So, for dentists a frequent practice is wisdom tooth removal before infection. It's sensible, and I take no issue with the practice. Prevention is better than a cure in the mouth just as elsewhere in the body, especially as wisdoms often have smaller roots and can be easily extracted without the necessity of a general anaesthetic. In short, by your dentist in the chair in his or her clinic.
Controversy reigns about when is the optimum time. In some parts of the world wisdom tooth extraction is recommended as teenagers, even perfectly healthy wisdoms, before they inevitably cause infection; and before the jawbone becomes harder and thicker, making extraction more difficult and a greater likelihood of injuring the nerves and even the floor of the sinuses as the upper wisdom teeth come out.
In other words, before the infected wisdom, marked in the graphic above, begins to infect adjoining wisdoms as we may see happening.
The long and the short of it is that you are probably going to have all four wisdom teeth extracted, one way or another, sooner or later, if they haven't already been pulled.
There certainly is a place for infected and impacted wisdom teeth removal under a GA, especially as the Lingual and Inferior alveolar nerves may be damaged during a difficult impaction.
This however needs to be the exception, not the rule; plead with your dentist to pull your infected wisdom teeth in the chair under a local anesthetic. Quite apart from the cost, which will be much higher under a general, but more important will less likelihood of injury to your TMJ.

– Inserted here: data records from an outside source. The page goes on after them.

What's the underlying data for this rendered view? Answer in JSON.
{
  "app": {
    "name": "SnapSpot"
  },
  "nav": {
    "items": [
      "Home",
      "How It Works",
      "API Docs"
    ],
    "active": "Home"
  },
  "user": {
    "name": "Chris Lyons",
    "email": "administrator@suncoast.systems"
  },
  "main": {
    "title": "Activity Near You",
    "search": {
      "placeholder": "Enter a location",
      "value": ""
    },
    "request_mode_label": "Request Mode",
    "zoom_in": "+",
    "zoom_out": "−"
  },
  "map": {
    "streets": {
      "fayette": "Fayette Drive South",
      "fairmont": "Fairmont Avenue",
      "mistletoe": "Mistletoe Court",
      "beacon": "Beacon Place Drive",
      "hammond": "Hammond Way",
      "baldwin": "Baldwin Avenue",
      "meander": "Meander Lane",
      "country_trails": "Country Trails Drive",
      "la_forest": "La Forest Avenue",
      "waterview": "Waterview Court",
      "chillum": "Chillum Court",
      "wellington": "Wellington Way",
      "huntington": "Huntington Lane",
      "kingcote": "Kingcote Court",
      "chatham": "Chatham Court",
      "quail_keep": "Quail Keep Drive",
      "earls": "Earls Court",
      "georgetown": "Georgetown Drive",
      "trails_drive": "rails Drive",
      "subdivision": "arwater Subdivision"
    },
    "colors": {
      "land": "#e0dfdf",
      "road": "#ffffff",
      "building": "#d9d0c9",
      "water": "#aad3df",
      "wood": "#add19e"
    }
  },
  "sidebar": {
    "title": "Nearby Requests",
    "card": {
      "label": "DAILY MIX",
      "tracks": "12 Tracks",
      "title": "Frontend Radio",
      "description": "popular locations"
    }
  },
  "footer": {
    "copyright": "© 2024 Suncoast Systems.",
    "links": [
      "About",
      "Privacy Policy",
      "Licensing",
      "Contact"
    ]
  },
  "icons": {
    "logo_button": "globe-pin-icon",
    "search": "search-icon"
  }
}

Noscomial infection in hospital, dangers of a general... have your dentist pull them, unless he strongly recommends in your case you attend a surgeon. Which will happen occasionally.
In most instances it's routine to have a fully erupted wisdom pulled under a local in the chair. Squeal if s/he is over opening your mouth.
Here's an interesting Case history @ Wisdom tooth extraction and headache.
A 30 year old woman consulted me with right jaw joint pain, facial pain and severe headache, and upper cervical pain. Three months previously she had her wisdom teeth extracted under general anaesthetic.
On examination, there was extreme tenderness of the right TMJ with associated active trigger points in the right masseter, temporalis and external pterygoid muscles.
Fortunately there were no popping or clicking sounds from the TMJs, but there was delayed opening of the left TMJ.
Rotation of the neck, in both directions was painful, with a marked fixation of C2.
There were other details that I won't bore you with. It took six treatments of her upper cervical spine, jaw joint mobilisation and deep, painful soft tissue work of the muscles, to relieve her severe facial pain and headaches.
I'm hoping her condition will now stabilise; she's had to stop chewing gum. The next step is TMJ exercises. But there is no guarantee that this will not continue, and become chronic migraine and facial pain. If often does, but fortunately she didn't wait years before consulting me.
Popping and clicking jaw joints are not uncommon.
If the jaws are forced even wider, then the meniscus in the joint is injured, and the joint begins to develop a painful click, often associated with facial and jaw joint pain and headaches.
Prevention is the key. If at all possible, have them out in the chair.